■ **WHAT THE TASK ASKS**
For every line in the material below that holds "документа", report the line.

■ **DATA FOR THIS TASK**
☆ ☆ ☆ ☆ ☆
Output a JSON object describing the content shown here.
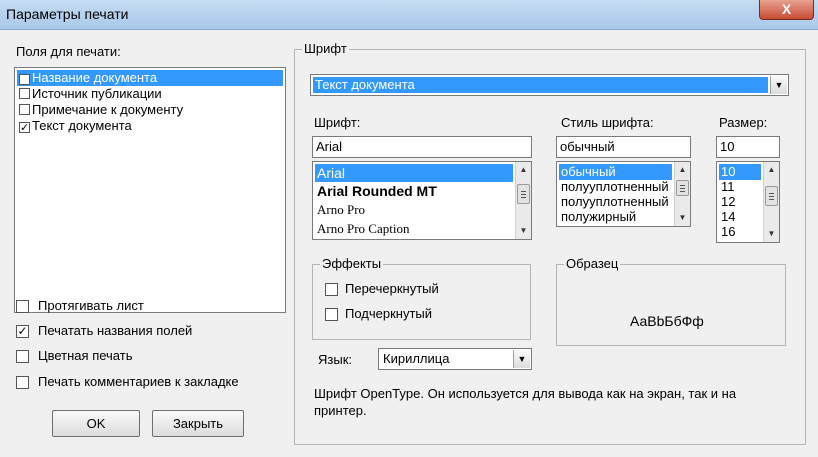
{
  "window": {
    "title": "Параметры печати",
    "close_glyph": "X"
  },
  "fields": {
    "label": "Поля для печати:",
    "items": [
      {
        "label": "Название документа",
        "checked": true,
        "selected": true
      },
      {
        "label": "Источник публикации",
        "checked": false,
        "selected": false
      },
      {
        "label": "Примечание к документу",
        "checked": false,
        "selected": false
      },
      {
        "label": "Текст документа",
        "checked": true,
        "selected": false
      }
    ]
  },
  "options": [
    {
      "label": "Протягивать лист",
      "checked": false
    },
    {
      "label": "Печатать названия полей",
      "checked": true
    },
    {
      "label": "Цветная печать",
      "checked": false
    },
    {
      "label": "Печать комментариев к закладке",
      "checked": false
    }
  ],
  "buttons": {
    "ok": "OK",
    "close": "Закрыть"
  },
  "font_group": {
    "title": "Шрифт",
    "target_value": "Текст документа",
    "font_label": "Шрифт:",
    "font_value": "Arial",
    "font_list": [
      "Arial",
      "Arial Rounded MT",
      "Arno Pro",
      "Arno Pro Caption"
    ],
    "style_label": "Стиль шрифта:",
    "style_value": "обычный",
    "style_list": [
      "обычный",
      "полууплотненный",
      "полууплотненный",
      "полужирный"
    ],
    "size_label": "Размер:",
    "size_value": "10",
    "size_list": [
      "10",
      "11",
      "12",
      "14",
      "16"
    ],
    "effects_title": "Эффекты",
    "strikeout_label": "Перечеркнутый",
    "underline_label": "Подчеркнутый",
    "sample_title": "Образец",
    "sample_text": "АаBbБбФф",
    "language_label": "Язык:",
    "language_value": "Кириллица",
    "description": "Шрифт OpenType. Он используется для вывода как на экран, так и на принтер."
  }
}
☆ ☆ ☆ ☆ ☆
■ **SOLUTION FOR THIS EXERCISE**
        "label": "Название документа",
        "label": "Текст документа",
    "target_value": "Текст документа",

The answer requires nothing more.